Looking to the Past to Give Us Hope

The theme of this year’s AAAM conference was Roots of Revolution: Reaching Back / Pushing Forward, and we were incredibly honored to get the opportunity to chat with some attending legends of the Civil Rights Movement, who used civil protest, sit-ins, community organizing, and voter registration drives, among other tactics, to effect change.

“The main system we were challenging was the Constitution,” says Bob Moses, civil rights activist, educator, and leader of the Student Nonviolent Coordinating Committee (SNCC). “We were saying that we were citizens of this country, and that it meant something. We wanted to feel it was our country, too.”

Moses and his fellow civil rights leaders

Moses and his fellow civil rights leaders and organizers—Charlie Cobb, Ericka Huggins, and Sonia Sanchez—recalled memories (and victories) that came out of the Civil Rights Movement during AAAM, but also identified several challenges still facing us today.

Justice is Justice is Justice is Justice

“Still,” notes Patrisse Cullors, co-founder of the Black Lives Matter movement, “that we’re having conversations about racism and oppression right here in Jackson, Mississippi, is incredibly important, both in historical context and having just had the largest ICE raid on U.S. soil ever right here.”

By calling for integrated conversations about immigration and criminal justice, Cullors entreats all people to join together for reform.

“Black Lives Matter isn’t a project or movement just for Black people,” she says. “When Black people get free, everyone else gets a little more free.
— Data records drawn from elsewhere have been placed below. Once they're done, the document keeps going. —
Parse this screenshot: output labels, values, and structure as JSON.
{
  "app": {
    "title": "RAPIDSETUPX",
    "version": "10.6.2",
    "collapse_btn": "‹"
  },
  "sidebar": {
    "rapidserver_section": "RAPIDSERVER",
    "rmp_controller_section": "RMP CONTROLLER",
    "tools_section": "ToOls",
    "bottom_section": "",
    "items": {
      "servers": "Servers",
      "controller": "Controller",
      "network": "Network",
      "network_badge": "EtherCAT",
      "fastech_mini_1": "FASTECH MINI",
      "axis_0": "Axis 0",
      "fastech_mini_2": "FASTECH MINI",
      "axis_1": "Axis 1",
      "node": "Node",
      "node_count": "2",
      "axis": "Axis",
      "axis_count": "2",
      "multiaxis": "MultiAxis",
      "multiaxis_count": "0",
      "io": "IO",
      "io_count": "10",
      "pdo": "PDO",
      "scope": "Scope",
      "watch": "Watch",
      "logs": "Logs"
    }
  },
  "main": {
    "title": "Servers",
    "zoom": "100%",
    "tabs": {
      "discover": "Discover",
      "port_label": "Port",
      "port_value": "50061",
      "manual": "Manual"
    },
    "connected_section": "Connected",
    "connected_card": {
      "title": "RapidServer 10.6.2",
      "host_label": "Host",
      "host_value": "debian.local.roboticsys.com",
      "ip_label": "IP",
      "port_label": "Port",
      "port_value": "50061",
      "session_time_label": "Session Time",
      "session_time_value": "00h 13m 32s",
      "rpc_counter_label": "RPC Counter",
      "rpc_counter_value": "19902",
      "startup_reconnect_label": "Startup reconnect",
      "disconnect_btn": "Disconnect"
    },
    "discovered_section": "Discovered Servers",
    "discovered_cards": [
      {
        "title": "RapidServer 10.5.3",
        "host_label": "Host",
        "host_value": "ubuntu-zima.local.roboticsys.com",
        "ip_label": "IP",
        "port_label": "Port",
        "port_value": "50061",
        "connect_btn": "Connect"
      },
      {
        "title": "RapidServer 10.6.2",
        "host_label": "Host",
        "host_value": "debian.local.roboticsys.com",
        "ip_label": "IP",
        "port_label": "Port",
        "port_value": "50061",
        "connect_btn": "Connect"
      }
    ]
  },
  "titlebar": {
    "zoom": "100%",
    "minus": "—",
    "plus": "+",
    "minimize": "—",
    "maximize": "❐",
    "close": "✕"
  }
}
It has a ripple effect.”

Medgar Evars home


Here’s What You Can Do to Help

We firmly believe that you don’t have to experience oppression or racism yourself to help push back against it. You can be any age, any race, any color, and be from any place in the world.

“I believe the movement is all about people understanding people, and people treating other people equally,” says Reena Evers-Everette, daughter of civil rights activists Medgar and Myrlie Evers. “It’s a movement that is inclusive of everybody. Not one race will win; it takes everyone to make this world a better place.”

Huggins takes a similar view. “It must be love that motivates us. If we lose sight of why we’re resisting, then only anger or sadness or both is motivating it,” says Huggins.

We challenge you to join us in the fight for equality and justice for all. It’s time for change. It’s time to invest in communities, not incarceration. By transforming the system, we can make the world a little bit better for everyone.